Rail: Is this the first time you’re presenting the play?
Ralli: We developed it at Space/Space two years ago and it was great. Friends helped us out. The whole things was SUPER low budget—we had clip lights attached to power strips.
Rail: I’ve gotta ask—where does your funding come from? You distribute free CDs and whatnot—is it all “do-it-yourself”?
Ralli: Yeah it’s all out of pocket but it doesn’t cost that much money! We just burn the CDs on our computers. You can get a roll of 100 CDs for 15 bucks. And the packaging is in paper with a stapler. So yes our aesthetic is very “do-it yourself.” We don’t worry about any kind of slick product. We just want to get it out there and share it. It’s not like we’re spending that much money on fancy clothes or electronics. If an idea is there and has spirit then that will always come through.
Rail: Are you playing fan favorites or are there new songs for the show?
Ralli: We created a lot of new music for it, but we’re also are using songs from our repertoire. At the end of the show there’s a live broadcast where we play a few songs. But there is original mood music throughout and film stuff that we’ve made like the Fart Beer commercials.
Rail: How would you describe your music? I want to compare you to the Strokes?
Ralli: [Laughter] I’d say we make Rock-and-Roll. A lot of people hear other influences. We love so many kinds of music. Our B sides have drum machines and synthesizers. But we’re also influenced by Americana, new wave, and soul.
Rail: Is it entirely ensemble written and directed?
Ralli: The collective came up with the stories together when we hang out. We’d be drinking beers and start talking it out more or less. The whole show is more or less improvised. We have certain scenes we know we want to hit and what information needs to get out but there’s no script. I find it a really comfortable way to work. That way no one worries about messing up lines.
New Hope City runs Feb. 11-13, 18-20 and 25-27 at the Bushwick Starr, 207 Starr St. For more information, please visit passkontrol.net.

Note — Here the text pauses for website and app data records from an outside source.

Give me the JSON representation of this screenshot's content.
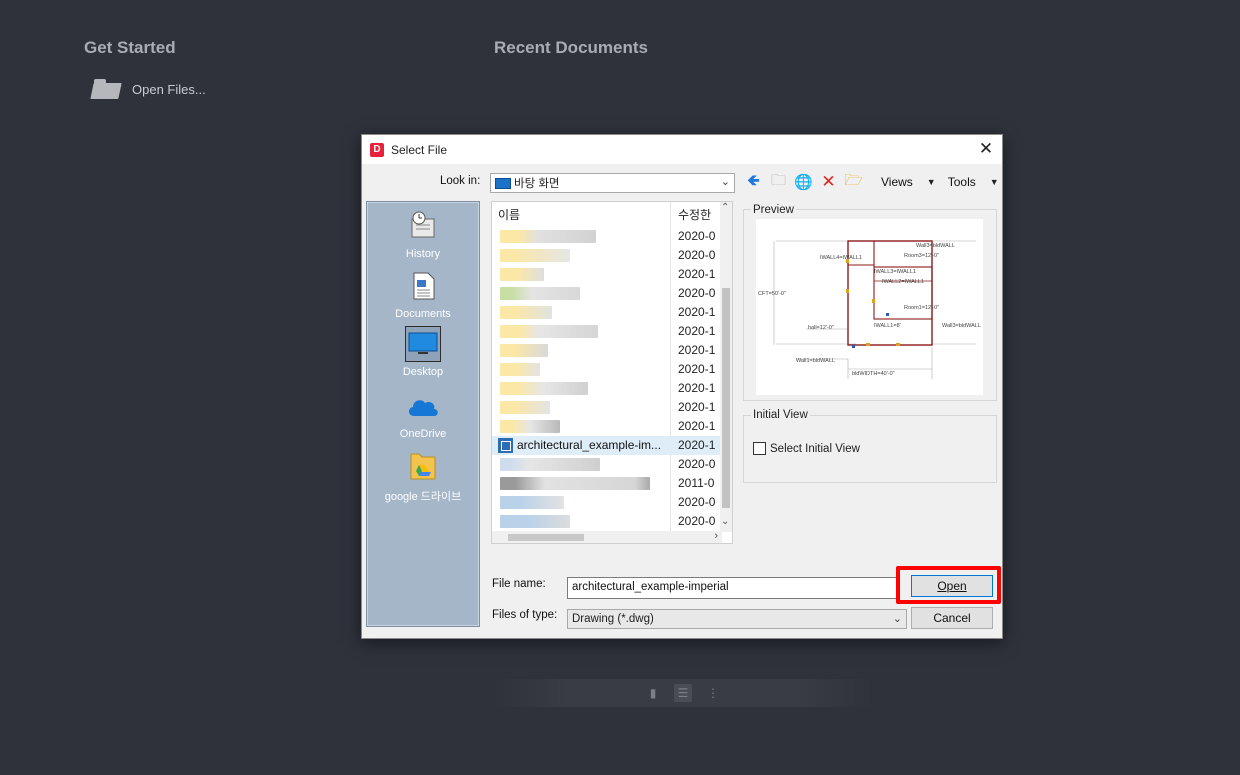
{
  "background": {
    "get_started": "Get Started",
    "recent_documents": "Recent Documents",
    "open_files": "Open Files..."
  },
  "dialog": {
    "title": "Select File",
    "app_icon_letter": "D",
    "close": "✕",
    "look_in_label": "Look in:",
    "look_in_value": "바탕 화면",
    "toolbar": {
      "views": "Views",
      "tools": "Tools"
    },
    "places": [
      {
        "label": "History",
        "icon": "history-icon"
      },
      {
        "label": "Documents",
        "icon": "documents-icon"
      },
      {
        "label": "Desktop",
        "icon": "desktop-icon",
        "selected": true
      },
      {
        "label": "OneDrive",
        "icon": "onedrive-icon"
      },
      {
        "label": "google 드라이브",
        "icon": "google-drive-icon"
      }
    ],
    "file_list": {
      "col_name": "이름",
      "col_date": "수정한",
      "rows": [
        {
          "date": "2020-0"
        },
        {
          "date": "2020-0"
        },
        {
          "date": "2020-1"
        },
        {
          "date": "2020-0"
        },
        {
          "date": "2020-1"
        },
        {
          "date": "2020-1"
        },
        {
          "date": "2020-1"
        },
        {
          "date": "2020-1"
        },
        {
          "date": "2020-1"
        },
        {
          "date": "2020-1"
        },
        {
          "date": "2020-1"
        },
        {
          "name": "architectural_example-im...",
          "date": "2020-1",
          "selected": true
        },
        {
          "date": "2020-0"
        },
        {
          "date": "2011-0"
        },
        {
          "date": "2020-0"
        },
        {
          "date": "2020-0"
        }
      ]
    },
    "preview_label": "Preview",
    "initial_view_label": "Initial View",
    "select_initial_view": "Select Initial View",
    "file_name_label": "File name:",
    "file_name_value": "architectural_example-imperial",
    "files_of_type_label": "Files of type:",
    "files_of_type_value": "Drawing (*.dwg)",
    "open_button": "Open",
    "cancel_button": "Cancel"
  },
  "colors": {
    "background": "#2f323b",
    "dialog": "#f0f0f0",
    "highlight": "#ff0000",
    "places_bar": "#a5b6c9"
  }
}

Despite popular misconception, Eliza Bent is neither a vegetarian nor a Park Slope resident. She eats meat and lives in Soho and goes to school for playwriting at Brooklyn College. In her spare time, she's an editor at American Theatre magazine.